3. Adding Thyroid Hormone: In a very small number of people, adding thyroid hormone to antidepressants makes the antidepressants work better. The thyroid hormone known as T3 is reported to be better than the more commonly available thyroid hormone known as T4.
4. Combining Antidepressants: This is a rapidly developing area in psychiatry, although still seen as controversial by a minority of psychiatrists. There is very limited research in this area, but many psychiatrists practise combining antidepressants, based on their clinical experience. Others are apprehensive about the unknown risks of various combinations. However, faced with a patient who has failed to respond adequately to multiple antidepressants used singly, many practising psychiatrists feel there is no alternative for the patient’s sake but to attempt to get even more benefit by combining antidepressants. Your doctor will advise you about this possibility.
5. Adding Benzodiazepines: There is considerable research evidence that anxiety and depression are different facets of the same chemical disturbance. Benzodiazepines, such as Valium, are very effective at dealing with anxiety, and it does seem that anxiety fuels depression. If one can stop the supply of anxiety, so to speak, by high dose Benzodiazepines, antidepressants may have more scope to work.
6. Adding antipsychotic drugs: For thirty or forty years, it has been known that combining antidepressants with the old antipsychotic drug, Melleril/Thorazine, was a very effective technique in treating complicated depression. In the past few years, Seroquel, Abilify and Zyprexa, have been introduced onto the market as antipsychotic drugs. In very many patients with complicated or resistant depression, low doses of these drugs combined with antidepressants are very effective.
7. Adding Buspar: This unusual anti-anxiety agent may help some people.
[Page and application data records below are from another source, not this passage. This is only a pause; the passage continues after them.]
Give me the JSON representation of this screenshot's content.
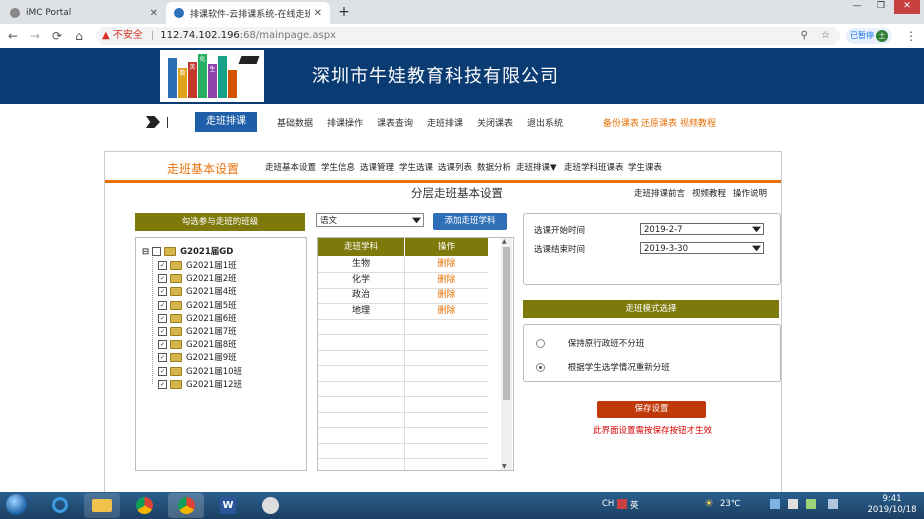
{
  "browser": {
    "tabs": [
      {
        "title": "iMC Portal",
        "active": false
      },
      {
        "title": "排课软件-云排课系统-在线走班排",
        "active": true
      }
    ],
    "new_tab": "+",
    "window_buttons": [
      "—",
      "❐",
      "✕"
    ],
    "nav_icons": [
      "←",
      "→",
      "⟳",
      "⌂"
    ],
    "address": {
      "warning_icon": "▲",
      "insecure_label": "不安全",
      "separator": "|",
      "host": "112.74.102.196",
      "path": ":68/mainpage.aspx"
    },
    "right_icons": [
      "⚲",
      "☆"
    ],
    "profile_label": "已暂停",
    "profile_initial": "土",
    "menu_icon": "⋮"
  },
  "site": {
    "company_name": "深圳市牛娃教育科技有限公司",
    "book_labels": [
      "数",
      "英",
      "化",
      "生"
    ]
  },
  "top_nav": {
    "active": "走班排课",
    "items": [
      "基础数据",
      "排课操作",
      "课表查询",
      "走班排课",
      "关闭课表",
      "退出系统"
    ],
    "right_links": [
      "备份课表",
      "还原课表",
      "视频教程"
    ]
  },
  "sub_nav": {
    "title": "走班基本设置",
    "items": [
      "走班基本设置",
      "学生信息",
      "选课管理",
      "学生选课",
      "选课列表",
      "数据分析",
      "走班排课▼",
      "走班学科班课表",
      "学生课表"
    ]
  },
  "content": {
    "title": "分层走班基本设置",
    "links": [
      "走班排课前言",
      "视频教程",
      "操作说明"
    ]
  },
  "left_panel": {
    "header": "勾选参与走班的班级",
    "root": {
      "expander": "⊟",
      "checked": false,
      "label": "G2021届GD"
    },
    "classes": [
      {
        "label": "G2021届1班",
        "checked": true
      },
      {
        "label": "G2021届2班",
        "checked": true
      },
      {
        "label": "G2021届4班",
        "checked": true
      },
      {
        "label": "G2021届5班",
        "checked": true
      },
      {
        "label": "G2021届6班",
        "checked": true
      },
      {
        "label": "G2021届7班",
        "checked": true
      },
      {
        "label": "G2021届8班",
        "checked": true
      },
      {
        "label": "G2021届9班",
        "checked": true
      },
      {
        "label": "G2021届10班",
        "checked": true
      },
      {
        "label": "G2021届12班",
        "checked": true
      }
    ]
  },
  "subject_panel": {
    "selected_subject": "语文",
    "add_button": "添加走班学科",
    "columns": [
      "走班学科",
      "操作"
    ],
    "rows": [
      {
        "subject": "生物",
        "action": "删除"
      },
      {
        "subject": "化学",
        "action": "删除"
      },
      {
        "subject": "政治",
        "action": "删除"
      },
      {
        "subject": "地理",
        "action": "删除"
      }
    ],
    "scroll_up": "▲",
    "scroll_down": "▼"
  },
  "date_panel": {
    "start_label": "选课开始时间",
    "start_value": "2019-2-7",
    "end_label": "选课结束时间",
    "end_value": "2019-3-30"
  },
  "mode_panel": {
    "header": "走班模式选择",
    "options": [
      {
        "label": "保持原行政班不分班",
        "selected": false
      },
      {
        "label": "根据学生选学情况重新分班",
        "selected": true
      }
    ]
  },
  "save": {
    "button": "保存设置",
    "note": "此界面设置需按保存按钮才生效"
  },
  "taskbar": {
    "apps": [
      "ie",
      "explorer",
      "chrome",
      "chrome",
      "word",
      "app"
    ],
    "lang": "CH",
    "ime_label": "英",
    "weather_icon": "☀",
    "temperature": "23℃",
    "time": "9:41",
    "date": "2019/10/18"
  },
  "colors": {
    "header_bg": "#0b3b73",
    "nav_active": "#1f5ea8",
    "accent_orange": "#e8700a",
    "olive": "#7d7a0b",
    "save_red": "#c0390b"
  }
}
8. Adding Dexamphetamine: This stimulant medication causes stored chemicals in the brain to be released. Accordingly, patients who take Dexamphetamine, either with or without antidepressants, will usually feel better for a few days. However, without antidepressants, this effect will be temporary, as the brain runs out of stores of chemicals which can be released by the Dexamphetamine. In a number of people taking antidepressants which make them sedated, reducing the dose of the antidepressants causes their symptoms to return. In such cases, low dose Dexamphetamine over a prolonged period of time allows the patient to be able to tolerate the necessary dose of antidepressants.
9. Adding anticonvulsant medications: While their role in preventing depression and hypomania has been reliably proven by research, there is still some uncertainty about the benefits of adding anticonvulsants to antidepressants in people with resistant or complicated depressive illness. However, many psychiatrists have had very good results when adding Sodium Valproate to antidepressants. Adding Carbamazepine is also widely practised in various countries.
I emphasise that the information in this site is not medical advice or treatment, which can only be decided by your doctor. However, it is also important to be informed that you do not have to tolerate years of uncontrolled symptoms of depression, affecting you or someone close to you, when there is a range of treatments you may not yet have been given. Do keep in mind that combined medication and psychotherapy (especially cognitive therapy and interpersonal therapy) produce better results than either medication or therapy used alone. Also, do keep in mind that electroconvulsive therapy (ECT, shock therapy) is an extremely powerful and effective treatment in selected cases of very severe depression, even if it’s public relations profile over the years has been less than ideal.
This information is intended to improve your knowledge of the treatment you are receiving. Any further points can be discussed at your next consultation with your doctor.
Important Disclaimer: This site is medical information only, and is not to be taken as diagnosis, advice or treatment, which can only be decided by your own doctor.